The white stripe on all four wings of the White admiral make this species easily identifiable, even at a distance. In other parts of North America there are other colour forms including the Red-spotted purple on which the white stripes are completely lacking. White admiral numbers are variable and sometimes they can be abundant with groups found puddling on moist soil patches or on animal droppings along forestry roads. This inhabitant of deciduous forests has one primary generation per year with the first adults usually appearing in early June. There is usually a smaller second generation later in the summer. The caterpillars, which as they get bigger do a terrific impersonation of bird droppings, feed on poplars and birch.

Above: These White admirals were sharing a Wolf scat meal with an Eyed brown (left) and a Northern Pearly-eye (right). - Sandilands Provincial Forest, 02 July, 2014. Photo by Larry de March

Above: This White admiral caterpillar is easily mistaken for a bird dropping. Whiteshell P.P., 03 Aug., 2013. Photo by Larry de March

The Viceroy is well known in biological circles as a Batesian mimic of the Monarch butterfly. A Batesian mimic has a similar colour and pattern as a species which is either toxic or unpalatable to predators. The smaller Viceroy can be told from the Monarch most easily by the thin dark line cutting across the hind wings. Just to confuse observers, this line is sometimes missing and other differences in the wing pattern have to be used for identification. Viceroys are typically found near water or other moist area where two generations of caterpillars, camouflaged as bird droppings, feed on leaves of willows and poplar.

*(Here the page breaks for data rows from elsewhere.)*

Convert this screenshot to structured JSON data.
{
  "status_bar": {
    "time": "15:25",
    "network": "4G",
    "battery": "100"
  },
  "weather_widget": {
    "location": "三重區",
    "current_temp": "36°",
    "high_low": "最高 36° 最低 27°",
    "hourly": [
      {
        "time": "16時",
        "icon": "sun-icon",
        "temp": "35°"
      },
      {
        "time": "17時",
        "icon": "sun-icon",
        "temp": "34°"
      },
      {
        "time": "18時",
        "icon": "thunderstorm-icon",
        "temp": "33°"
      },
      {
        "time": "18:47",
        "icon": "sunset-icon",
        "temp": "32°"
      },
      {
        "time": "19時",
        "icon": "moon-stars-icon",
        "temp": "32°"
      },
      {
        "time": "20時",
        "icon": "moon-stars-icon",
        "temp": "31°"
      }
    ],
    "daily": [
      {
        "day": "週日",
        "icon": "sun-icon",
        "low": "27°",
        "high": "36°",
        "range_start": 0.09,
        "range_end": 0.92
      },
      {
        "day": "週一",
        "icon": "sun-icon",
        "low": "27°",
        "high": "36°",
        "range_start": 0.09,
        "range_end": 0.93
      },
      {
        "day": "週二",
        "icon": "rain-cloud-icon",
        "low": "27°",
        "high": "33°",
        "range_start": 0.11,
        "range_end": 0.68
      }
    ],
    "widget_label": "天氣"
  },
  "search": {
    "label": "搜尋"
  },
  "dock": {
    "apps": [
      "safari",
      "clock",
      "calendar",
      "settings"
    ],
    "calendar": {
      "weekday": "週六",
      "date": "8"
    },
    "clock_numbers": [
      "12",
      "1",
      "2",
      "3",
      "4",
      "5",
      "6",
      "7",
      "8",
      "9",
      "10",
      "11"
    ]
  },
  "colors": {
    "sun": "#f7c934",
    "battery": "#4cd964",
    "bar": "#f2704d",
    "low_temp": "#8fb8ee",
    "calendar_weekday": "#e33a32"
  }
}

Above: Viceroy photographed in Agassiz Provincial Forest, 02 July, 2017. Photo by Larry de March

The Monarch is arguably the most iconic butterfly in North America, familiar to most people whether or not they take a specific interest in butterflies. Its long migrations and overwintering in the millions in the mountain forests of Mexico are well known. It occurs not only in North America but also in Central and South America, Hawaii, Australia and a few other places. Monarchs migrate into Manitoba mostly in June and lay their eggs on at least four species of milkweed on which the caterpillars feed. The milkweed sap contains cardenolides which are retained by both the caterpillar and adult Monarch, making them bad-tasting and toxic to predators. The second generation, which matures in late summer is the one which migrates south. These can be found almost anywhere where milkweeds grow, though their numbers vary considerably from year to year.

Above: This Monarch, photographed in Winnipeg, 10 Sept., 2009, will have migrated to Mexico. Photo by Larry de March

Above: Monarch caterpillars are familiar to anyone who grows milkweed in their garden. - Winnipeg, 21 June, 2006. Photo by Larry de March